RALEIGH — The N.C. Department of Public Instruction disagreed on key points with an audit criticizing how the agency spent CARES Act funds and criticized the State Board of Education for lack of accountability.
The audit claims the Department of Public Instruction distributed $31 million of Coronavirus Relief Funds for the Summer Learning Program without a method to ensure student ability was improved, $37 million of Coronavirus Relief Funds for nutrition services without establishing a method to measure results, and $76 million of Coronavirus Relief Funds without a method to detect misuse of the funds.
State Auditor Beth Wood also published a video report in which she summarized the NCASAO’s position and three main findings.
Johnson agreed with the first finding, which said the Summer Learning Program was “without a method to ensure student ability was improved,” but said the State Board of Education is at fault for that lack of accountability.
“DPI agrees with the finding and the recommendation, but unfortunately, the tool to measure student ability was terminated by the NC Board of Education,” writes Johnson. “Any effort to measure the impact now simply cannot be made based on quantifiable, verifiable information.
Johnson also noted the state board did not put a new tool in place, and writes, “when pressed for a reason why the State Board would not continue, members responded that they believed teachers already had enough data on students and that the State Board felt the benefits of this tool did not merit funding.”
From the lengthy description given by Johnson in the response, it seems likely he might be referencing Istation, making mention that “leadership of the State Board seemed to enjoy a close relationship with one of the primary competitors of the vendor who supplied the diagnostic tool.” Johnson goes on to detail how board member J.B. Buxton and the CEO of a rival vendor had phone conversations that ended with Buxton’s “successful effort to end the contract.”
Then in the section on the Summer Learning Program, Johnson also claims that the representative from the department made incorrect statements to the OSA. He also wrote that the department will be following up with the OSA to correct the record.
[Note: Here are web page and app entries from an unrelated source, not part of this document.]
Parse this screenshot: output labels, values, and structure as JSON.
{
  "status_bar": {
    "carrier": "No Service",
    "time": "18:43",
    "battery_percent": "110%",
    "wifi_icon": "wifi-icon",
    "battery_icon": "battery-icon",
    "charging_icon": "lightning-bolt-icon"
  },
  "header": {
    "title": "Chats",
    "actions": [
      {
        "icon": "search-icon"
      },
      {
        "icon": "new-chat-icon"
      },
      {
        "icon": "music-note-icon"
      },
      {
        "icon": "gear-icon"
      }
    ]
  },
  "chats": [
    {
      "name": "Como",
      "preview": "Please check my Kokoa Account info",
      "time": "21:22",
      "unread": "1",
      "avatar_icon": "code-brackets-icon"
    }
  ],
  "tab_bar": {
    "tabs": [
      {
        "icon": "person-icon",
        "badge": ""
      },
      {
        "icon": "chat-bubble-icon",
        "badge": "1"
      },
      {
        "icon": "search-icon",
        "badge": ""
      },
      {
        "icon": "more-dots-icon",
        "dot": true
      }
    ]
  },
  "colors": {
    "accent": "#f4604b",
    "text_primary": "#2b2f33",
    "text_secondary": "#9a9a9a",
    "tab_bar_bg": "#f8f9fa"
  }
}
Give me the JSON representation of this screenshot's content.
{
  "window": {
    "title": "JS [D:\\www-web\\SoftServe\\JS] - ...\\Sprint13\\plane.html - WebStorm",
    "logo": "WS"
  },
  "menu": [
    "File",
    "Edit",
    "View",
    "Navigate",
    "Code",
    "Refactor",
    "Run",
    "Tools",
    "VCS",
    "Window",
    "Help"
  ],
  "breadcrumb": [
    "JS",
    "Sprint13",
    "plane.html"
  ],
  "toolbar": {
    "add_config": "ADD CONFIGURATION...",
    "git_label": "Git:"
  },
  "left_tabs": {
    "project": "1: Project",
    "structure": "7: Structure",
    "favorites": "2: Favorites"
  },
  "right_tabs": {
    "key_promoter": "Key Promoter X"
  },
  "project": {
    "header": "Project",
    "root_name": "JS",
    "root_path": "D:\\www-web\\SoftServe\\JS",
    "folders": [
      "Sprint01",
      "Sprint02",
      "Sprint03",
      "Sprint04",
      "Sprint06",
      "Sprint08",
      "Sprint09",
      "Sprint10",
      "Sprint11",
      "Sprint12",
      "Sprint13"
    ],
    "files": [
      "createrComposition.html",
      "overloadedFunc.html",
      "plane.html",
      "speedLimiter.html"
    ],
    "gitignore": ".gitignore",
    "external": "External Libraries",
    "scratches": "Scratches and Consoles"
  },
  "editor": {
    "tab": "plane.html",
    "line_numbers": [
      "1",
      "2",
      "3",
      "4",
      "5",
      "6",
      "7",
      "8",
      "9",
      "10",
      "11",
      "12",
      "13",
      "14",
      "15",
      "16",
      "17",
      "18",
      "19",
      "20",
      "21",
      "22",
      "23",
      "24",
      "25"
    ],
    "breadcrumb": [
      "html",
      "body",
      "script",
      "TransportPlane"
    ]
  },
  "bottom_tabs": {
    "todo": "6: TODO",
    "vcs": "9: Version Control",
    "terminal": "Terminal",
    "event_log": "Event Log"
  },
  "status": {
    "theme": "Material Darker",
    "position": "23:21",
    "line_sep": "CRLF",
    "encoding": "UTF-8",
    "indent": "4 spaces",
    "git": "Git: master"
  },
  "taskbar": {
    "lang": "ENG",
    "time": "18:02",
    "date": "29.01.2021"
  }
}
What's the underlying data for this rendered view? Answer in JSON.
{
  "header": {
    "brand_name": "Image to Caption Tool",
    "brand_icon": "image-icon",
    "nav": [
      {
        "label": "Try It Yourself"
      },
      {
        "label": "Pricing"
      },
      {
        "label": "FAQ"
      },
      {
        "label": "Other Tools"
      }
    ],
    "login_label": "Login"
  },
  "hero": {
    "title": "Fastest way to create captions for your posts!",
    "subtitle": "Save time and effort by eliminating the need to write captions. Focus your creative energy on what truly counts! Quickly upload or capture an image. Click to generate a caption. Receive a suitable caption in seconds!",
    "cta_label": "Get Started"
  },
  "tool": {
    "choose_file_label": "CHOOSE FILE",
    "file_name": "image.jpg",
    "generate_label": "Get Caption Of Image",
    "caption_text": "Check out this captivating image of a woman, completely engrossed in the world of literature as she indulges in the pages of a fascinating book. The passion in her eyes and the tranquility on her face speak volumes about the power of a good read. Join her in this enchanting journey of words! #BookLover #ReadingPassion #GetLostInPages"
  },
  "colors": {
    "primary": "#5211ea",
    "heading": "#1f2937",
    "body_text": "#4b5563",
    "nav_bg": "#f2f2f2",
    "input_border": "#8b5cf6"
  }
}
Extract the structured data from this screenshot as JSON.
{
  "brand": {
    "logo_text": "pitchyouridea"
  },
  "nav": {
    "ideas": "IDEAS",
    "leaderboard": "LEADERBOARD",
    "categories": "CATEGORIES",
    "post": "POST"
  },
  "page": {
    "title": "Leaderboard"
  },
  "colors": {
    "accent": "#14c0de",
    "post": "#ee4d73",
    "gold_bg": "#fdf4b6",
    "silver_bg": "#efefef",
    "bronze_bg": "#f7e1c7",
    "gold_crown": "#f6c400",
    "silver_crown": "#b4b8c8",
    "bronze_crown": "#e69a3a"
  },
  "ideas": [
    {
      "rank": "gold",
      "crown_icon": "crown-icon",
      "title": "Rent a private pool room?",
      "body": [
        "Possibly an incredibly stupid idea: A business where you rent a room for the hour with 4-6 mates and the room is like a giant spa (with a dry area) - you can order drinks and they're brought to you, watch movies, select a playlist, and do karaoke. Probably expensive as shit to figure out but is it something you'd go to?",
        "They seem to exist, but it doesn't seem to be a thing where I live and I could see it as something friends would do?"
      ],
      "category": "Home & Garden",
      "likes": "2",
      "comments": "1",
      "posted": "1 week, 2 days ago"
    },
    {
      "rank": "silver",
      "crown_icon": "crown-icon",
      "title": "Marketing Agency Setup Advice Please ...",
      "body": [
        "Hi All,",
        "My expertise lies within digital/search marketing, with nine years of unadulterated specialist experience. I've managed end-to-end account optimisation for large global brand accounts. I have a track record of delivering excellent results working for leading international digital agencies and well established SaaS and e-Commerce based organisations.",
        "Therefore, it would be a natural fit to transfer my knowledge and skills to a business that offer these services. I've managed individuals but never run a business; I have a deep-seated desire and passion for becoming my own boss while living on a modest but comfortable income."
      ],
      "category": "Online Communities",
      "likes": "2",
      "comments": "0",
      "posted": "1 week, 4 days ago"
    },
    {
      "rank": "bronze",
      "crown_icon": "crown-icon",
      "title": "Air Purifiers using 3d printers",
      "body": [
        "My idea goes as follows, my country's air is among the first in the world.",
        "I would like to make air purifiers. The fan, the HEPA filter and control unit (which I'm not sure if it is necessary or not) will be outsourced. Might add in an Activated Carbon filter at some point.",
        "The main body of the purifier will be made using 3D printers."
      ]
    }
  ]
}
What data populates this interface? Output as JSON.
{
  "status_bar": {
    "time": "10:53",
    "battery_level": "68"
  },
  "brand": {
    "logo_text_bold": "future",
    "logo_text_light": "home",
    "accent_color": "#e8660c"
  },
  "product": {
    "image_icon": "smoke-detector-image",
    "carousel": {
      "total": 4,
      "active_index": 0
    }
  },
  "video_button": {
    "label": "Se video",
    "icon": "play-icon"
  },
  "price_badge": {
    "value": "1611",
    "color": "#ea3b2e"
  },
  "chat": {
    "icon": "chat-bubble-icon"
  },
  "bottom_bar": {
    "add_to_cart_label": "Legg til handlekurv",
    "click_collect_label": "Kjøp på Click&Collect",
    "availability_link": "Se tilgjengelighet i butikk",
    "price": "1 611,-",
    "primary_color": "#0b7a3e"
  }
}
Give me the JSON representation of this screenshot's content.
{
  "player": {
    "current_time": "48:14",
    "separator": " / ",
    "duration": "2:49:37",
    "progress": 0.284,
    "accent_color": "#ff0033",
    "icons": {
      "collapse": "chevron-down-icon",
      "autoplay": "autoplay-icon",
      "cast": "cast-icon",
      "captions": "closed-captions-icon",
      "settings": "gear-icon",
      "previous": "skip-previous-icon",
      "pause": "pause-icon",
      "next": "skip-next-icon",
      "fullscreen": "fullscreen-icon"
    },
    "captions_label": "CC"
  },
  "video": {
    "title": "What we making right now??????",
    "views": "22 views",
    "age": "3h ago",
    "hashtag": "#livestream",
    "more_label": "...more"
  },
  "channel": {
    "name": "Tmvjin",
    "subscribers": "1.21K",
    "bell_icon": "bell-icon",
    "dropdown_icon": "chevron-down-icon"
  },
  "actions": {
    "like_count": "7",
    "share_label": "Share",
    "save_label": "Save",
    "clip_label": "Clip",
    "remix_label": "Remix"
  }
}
In his response, Johnson indicates that they will have data on how many students attended the summer program and that eligibility and participation data is required for a report due by Feb. 15, 2021, to the legislature’s Joint Legislative Education Oversight Committee.
Johnson’s letter disagreed with the two other findings of the OSA’s audit. Those two other findings are that $37 million of Coronavirus Relief Funds were distributed for nutrition services without establishing a method to measure results and that the department distributed approximately $76 million to public school units (PSU’s) but did not monitor that spending.
In terms of tracking relief funds used for nutrition services, DPI’s lengthy response details that the funds were indeed tracked but that the full results won’t be compiled until the end of December.
“To date, four of the five oversight objectives have been achieved and desk audits are underway to examine the allowable use of funds and to assess and document PSU implementation strategies,” says Johnson’s letter. The letter also notes “the School Nutrition Division has not only had a plan to monitor the use of these funds, the plan is currently being implemented among sub-recipients.”
DPI’s response goes on to explain that Gov. Roy Cooper’s executive order closing all schools created issues with children being able to have access to food. That resulted in the School Nutrition Division implementing a “state-wide emergency meal distribution operations to prevent a secondary public health nutrition crisis among food-insecure children,” which included all children ages 18 and under.
“In other words, DPI used the federal money to feed children during the pandemic regardless of whether or not they were a student at a particular school,” Johnson summarized.
School meals provided through the National School Lunch Program during the instructional day are a primary source of food and nutrition for nearly 60% of students enrolled in North Carolina’s public schools.
The additional food being supplied strained funding, which DPI explains was unsustainable and requested further funding aid from the General Assembly. As a result, the NCGA appropriated $75 million in Coronavirus Relief Funds to support nutrition services for children throughout the state
Johnson’s response letter also criticized OSA’s inclusion of “aspirational statements” as a valid way to assess the SND’s performance in monitoring the spending of the funds. An example is OSA’s statement, “All of the children who needed to receive meals actually received them.”
Johnson counters that statement by saying, “there is no reasonable strategy to measure this outcome during the emergency public health response since children receiving meals are not specifically identified. Again, children were not specifically identified so that any child who showed up in need of food would be able to eat.”
As with an earlier section of its response, Johnson writes of the finding regarding the $76 million given to PSU’s that OSA has received incorrect information. Specifically, Johnson mentions “the statement related to the vacancy as cause for a delay in monitoring efforts is false. Also, the statement about moving the entire section is unrelated to the finding.”
Not mentioned in the OSA audit is that according to the U.S. Dept. of Education, North Carolina has only spent 48% of the over $953 million in Federal Education Stabilization Funds, with NCDPI spending only 20.5% of the over $396 million in Elementary and Secondary Education Relief (ESSER) funds. The ESSER funds must be awarded within one year after the state receives them.